▶ _About this exercise_
Where does the string "Sapphire" occur in the entries below? Copy every line where it does.

▶ _Input for this task_

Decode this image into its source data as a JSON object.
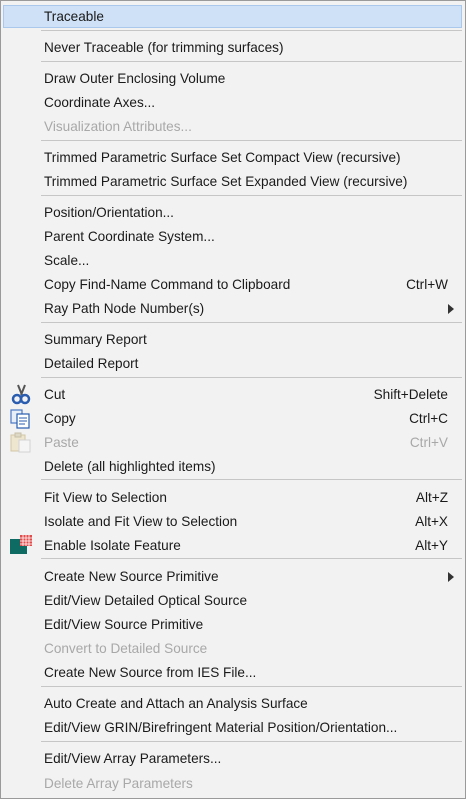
{
  "menu": {
    "items": [
      {
        "label": "Traceable",
        "shortcut": "",
        "state": "highlighted"
      },
      {
        "label": "Never Traceable (for trimming surfaces)",
        "shortcut": ""
      },
      {
        "label": "Draw Outer Enclosing Volume",
        "shortcut": ""
      },
      {
        "label": "Coordinate Axes...",
        "shortcut": ""
      },
      {
        "label": "Visualization Attributes...",
        "shortcut": "",
        "state": "disabled"
      },
      {
        "label": "Trimmed Parametric Surface Set Compact View (recursive)",
        "shortcut": ""
      },
      {
        "label": "Trimmed Parametric Surface Set Expanded View (recursive)",
        "shortcut": ""
      },
      {
        "label": "Position/Orientation...",
        "shortcut": ""
      },
      {
        "label": "Parent Coordinate System...",
        "shortcut": ""
      },
      {
        "label": "Scale...",
        "shortcut": ""
      },
      {
        "label": "Copy Find-Name Command to Clipboard",
        "shortcut": "Ctrl+W"
      },
      {
        "label": "Ray Path Node Number(s)",
        "shortcut": "",
        "submenu": true
      },
      {
        "label": "Summary Report",
        "shortcut": ""
      },
      {
        "label": "Detailed Report",
        "shortcut": ""
      },
      {
        "label": "Cut",
        "shortcut": "Shift+Delete",
        "icon": "scissors-icon"
      },
      {
        "label": "Copy",
        "shortcut": "Ctrl+C",
        "icon": "copy-icon"
      },
      {
        "label": "Paste",
        "shortcut": "Ctrl+V",
        "state": "disabled",
        "icon": "paste-icon"
      },
      {
        "label": "Delete (all highlighted items)",
        "shortcut": ""
      },
      {
        "label": "Fit View to Selection",
        "shortcut": "Alt+Z"
      },
      {
        "label": "Isolate and Fit View to Selection",
        "shortcut": "Alt+X"
      },
      {
        "label": "Enable Isolate Feature",
        "shortcut": "Alt+Y",
        "icon": "isolate-icon"
      },
      {
        "label": "Create New Source Primitive",
        "shortcut": "",
        "submenu": true
      },
      {
        "label": "Edit/View Detailed Optical Source",
        "shortcut": ""
      },
      {
        "label": "Edit/View Source Primitive",
        "shortcut": ""
      },
      {
        "label": "Convert to Detailed Source",
        "shortcut": "",
        "state": "disabled"
      },
      {
        "label": "Create New Source from IES File...",
        "shortcut": ""
      },
      {
        "label": "Auto Create and Attach an Analysis Surface",
        "shortcut": ""
      },
      {
        "label": "Edit/View GRIN/Birefringent Material Position/Orientation...",
        "shortcut": ""
      },
      {
        "label": "Edit/View Array Parameters...",
        "shortcut": ""
      },
      {
        "label": "Delete Array Parameters",
        "shortcut": "",
        "state": "disabled"
      }
    ]
  },
  "colors": {
    "highlight": "#cfe1f7",
    "disabled_text": "#a8a8a8",
    "menu_background": "#f2f2f2"
  }
}
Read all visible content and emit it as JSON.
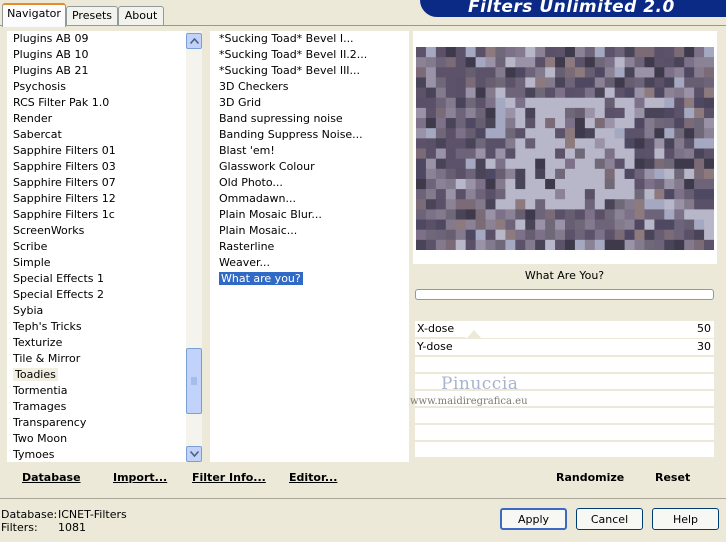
{
  "brand": {
    "title": "Filters Unlimited 2.0"
  },
  "tabs": [
    {
      "label": "Navigator",
      "active": true
    },
    {
      "label": "Presets",
      "active": false
    },
    {
      "label": "About",
      "active": false
    }
  ],
  "categories": {
    "items": [
      "Plugins AB 09",
      "Plugins AB 10",
      "Plugins AB 21",
      "Psychosis",
      "RCS Filter Pak 1.0",
      "Render",
      "Sabercat",
      "Sapphire Filters 01",
      "Sapphire Filters 03",
      "Sapphire Filters 07",
      "Sapphire Filters 12",
      "Sapphire Filters 1c",
      "ScreenWorks",
      "Scribe",
      "Simple",
      "Special Effects 1",
      "Special Effects 2",
      "Sybia",
      "Teph's Tricks",
      "Texturize",
      "Tile & Mirror",
      "Toadies",
      "Tormentia",
      "Tramages",
      "Transparency",
      "Two Moon",
      "Tymoes"
    ],
    "highlighted": "Toadies"
  },
  "filters": {
    "items": [
      "*Sucking Toad*  Bevel I...",
      "*Sucking Toad*  Bevel II.2...",
      "*Sucking Toad*  Bevel III...",
      "3D Checkers",
      "3D Grid",
      "Band supressing noise",
      "Banding Suppress Noise...",
      "Blast 'em!",
      "Glasswork Colour",
      "Old Photo...",
      "Ommadawn...",
      "Plain Mosaic Blur...",
      "Plain Mosaic...",
      "Rasterline",
      "Weaver...",
      "What are you?"
    ],
    "selected": "What are you?"
  },
  "preview": {
    "filter_name": "What Are You?",
    "watermark_name": "Pinuccia",
    "watermark_url": "www.maidiregrafica.eu"
  },
  "params": [
    {
      "label": "X-dose",
      "value": "50"
    },
    {
      "label": "Y-dose",
      "value": "30"
    }
  ],
  "toolbar": {
    "database": "Database",
    "import": "Import...",
    "filter_info": "Filter Info...",
    "editor": "Editor...",
    "randomize": "Randomize",
    "reset": "Reset"
  },
  "status": {
    "database_label": "Database:",
    "database_value": "ICNET-Filters",
    "filters_label": "Filters:",
    "filters_value": "1081"
  },
  "buttons": {
    "apply": "Apply",
    "cancel": "Cancel",
    "help": "Help"
  },
  "colors": {
    "accent_tab": "#e68b2c",
    "selection": "#316ac5",
    "brand_bg": "#0a2a86"
  }
}
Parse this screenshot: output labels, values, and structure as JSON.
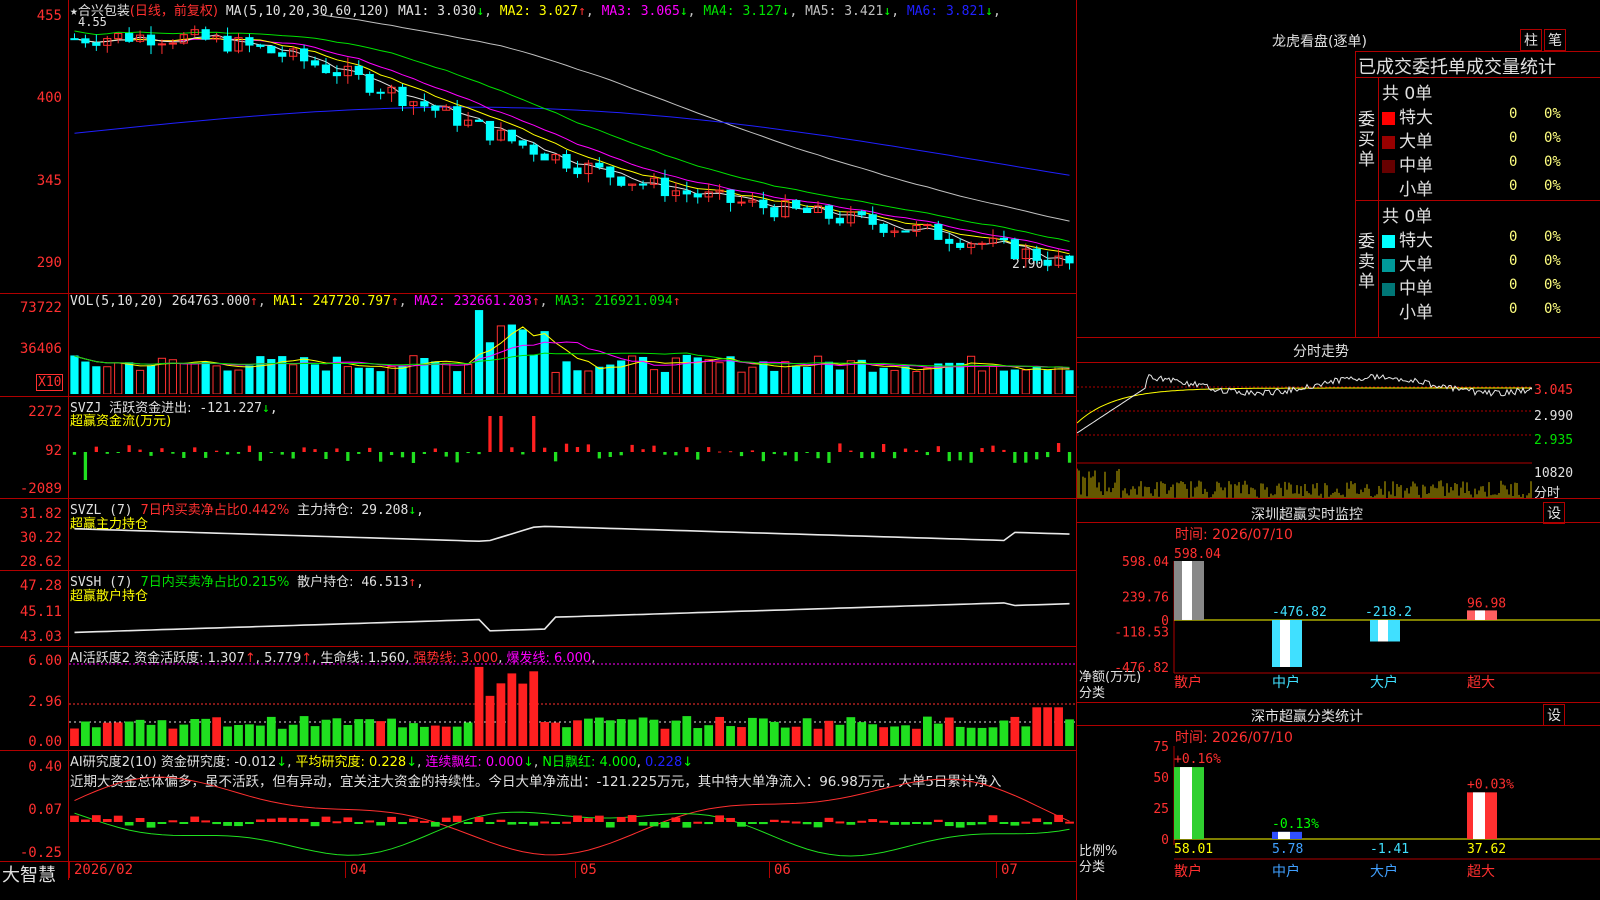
{
  "main": {
    "stock_name": "合兴包装",
    "mode": "(日线，前复权)",
    "ma_label": "MA(5,10,20,30,60,120)",
    "ma": [
      {
        "name": "MA1",
        "value": "3.030",
        "arrow": "↓",
        "color": "#e0e0e0"
      },
      {
        "name": "MA2",
        "value": "3.027",
        "arrow": "↑",
        "color": "#ffff00"
      },
      {
        "name": "MA3",
        "value": "3.065",
        "arrow": "↓",
        "color": "#ff00ff"
      },
      {
        "name": "MA4",
        "value": "3.127",
        "arrow": "↓",
        "color": "#00e000"
      },
      {
        "name": "MA5",
        "value": "3.421",
        "arrow": "↓",
        "color": "#c0c0c0"
      },
      {
        "name": "MA6",
        "value": "3.821",
        "arrow": "↓",
        "color": "#2020ff"
      }
    ],
    "high_mark": "4.55",
    "low_mark": "2.90",
    "y_labels": [
      "455",
      "400",
      "345",
      "290"
    ],
    "colors": {
      "up": "#ff3030",
      "down": "#00ffff",
      "ma1": "#e0e0e0",
      "ma2": "#ffff00",
      "ma3": "#ff00ff",
      "ma4": "#00e000",
      "ma5": "#c0c0c0",
      "ma6": "#2020ff"
    }
  },
  "vol": {
    "label": "VOL(5,10,20)",
    "value": "264763.000",
    "ma1": "247720.797",
    "ma2": "232661.203",
    "ma3": "216921.094",
    "y_labels": [
      "73722",
      "36406"
    ],
    "unit": "X10"
  },
  "svzj": {
    "label": "SVZJ",
    "title": "活跃资金进出:",
    "value": "-121.227",
    "subtitle": "超赢资金流(万元)",
    "y_labels": [
      "2272",
      "92",
      "-2089"
    ]
  },
  "svzl": {
    "label": "SVZL (7)",
    "stat": "7日内买卖净占比0.442%",
    "hold": "主力持仓:",
    "hold_value": "29.208",
    "subtitle": "超赢主力持仓",
    "y_labels": [
      "31.82",
      "30.22",
      "28.62"
    ]
  },
  "svsh": {
    "label": "SVSH (7)",
    "stat": "7日内买卖净占比0.215%",
    "hold": "散户持仓:",
    "hold_value": "46.513",
    "subtitle": "超赢散户持仓",
    "y_labels": [
      "47.28",
      "45.11",
      "43.03"
    ]
  },
  "ai_active": {
    "label": "AI活跃度2",
    "item1": "资金活跃度:",
    "v1": "1.307",
    "v2": "5.779",
    "item2": "生命线:",
    "v3": "1.560",
    "strong": "强势线: 3.000",
    "burst": "爆发线: 6.000",
    "y_labels": [
      "6.00",
      "2.96",
      "0.00"
    ]
  },
  "ai_research": {
    "label": "AI研究度2(10)",
    "item1": "资金研究度:",
    "v1": "-0.012",
    "avg": "平均研究度: 0.228",
    "cont": "连续飘红: 0.000",
    "nday": "N日飘红: 4.000",
    "v5": "0.228",
    "comment": "近期大资金总体偏多，虽不活跃，但有异动，宜关注大资金的持续性。今日大单净流出：-121.225万元，其中特大单净流入：96.98万元，大单5日累计净入",
    "y_labels": [
      "0.40",
      "0.07",
      "-0.25"
    ]
  },
  "bottom": {
    "app_name": "大智慧",
    "dates": [
      "2026/02",
      "04",
      "05",
      "06",
      "07"
    ]
  },
  "right": {
    "dragon_title": "龙虎看盘(逐单)",
    "btn_col": "柱",
    "btn_line": "笔",
    "order_header": "已成交委托单成交量统计",
    "buy_label": "委买单",
    "sell_label": "委卖单",
    "buy_total": "共 0单",
    "sell_total": "共 0单",
    "buy_rows": [
      {
        "name": "特大",
        "count": "0",
        "pct": "0%",
        "color": "#ff0000"
      },
      {
        "name": "大单",
        "count": "0",
        "pct": "0%",
        "color": "#990000"
      },
      {
        "name": "中单",
        "count": "0",
        "pct": "0%",
        "color": "#660000"
      },
      {
        "name": "小单",
        "count": "0",
        "pct": "0%",
        "color": "#000000"
      }
    ],
    "sell_rows": [
      {
        "name": "特大",
        "count": "0",
        "pct": "0%",
        "color": "#00ffff"
      },
      {
        "name": "大单",
        "count": "0",
        "pct": "0%",
        "color": "#009999"
      },
      {
        "name": "中单",
        "count": "0",
        "pct": "0%",
        "color": "#007777"
      },
      {
        "name": "小单",
        "count": "0",
        "pct": "0%",
        "color": "#000000"
      }
    ],
    "intraday_title": "分时走势",
    "intraday_prices": [
      "3.045",
      "2.990",
      "2.935"
    ],
    "intraday_vol": "10820",
    "intraday_unit": "分时",
    "monitor_title": "深圳超赢实时监控",
    "monitor_btn": "设",
    "monitor_time": "时间: 2026/07/10",
    "monitor_ylabels": [
      "598.04",
      "239.76",
      "0",
      "-118.53",
      "-476.82"
    ],
    "monitor_axis_label": "净额(万元)",
    "monitor_cat_label": "分类",
    "stats_title": "深市超赢分类统计",
    "stats_btn": "设",
    "stats_time": "时间: 2026/07/10",
    "stats_ylabels": [
      "75",
      "50",
      "25",
      "0"
    ],
    "stats_axis_label": "比例%",
    "stats_cat_label": "分类"
  },
  "chart_data": [
    {
      "type": "bar",
      "title": "深圳超赢实时监控",
      "ylabel": "净额(万元)",
      "categories": [
        "散户",
        "中户",
        "大户",
        "超大"
      ],
      "values": [
        598.04,
        -476.82,
        -218.2,
        96.98
      ],
      "ylim": [
        -476.82,
        598.04
      ]
    },
    {
      "type": "bar",
      "title": "深市超赢分类统计",
      "ylabel": "比例%",
      "categories": [
        "散户",
        "中户",
        "大户",
        "超大"
      ],
      "values": [
        58.01,
        5.78,
        -1.41,
        37.62
      ],
      "changes": [
        "+0.16%",
        "-0.13%",
        "",
        "+0.03%"
      ],
      "ylim": [
        0,
        75
      ]
    }
  ]
}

▶ _Exercise output_
      "Sapphire Filters 01",
      "Sapphire Filters 03",
      "Sapphire Filters 07",
      "Sapphire Filters 12",
      "Sapphire Filters 1c",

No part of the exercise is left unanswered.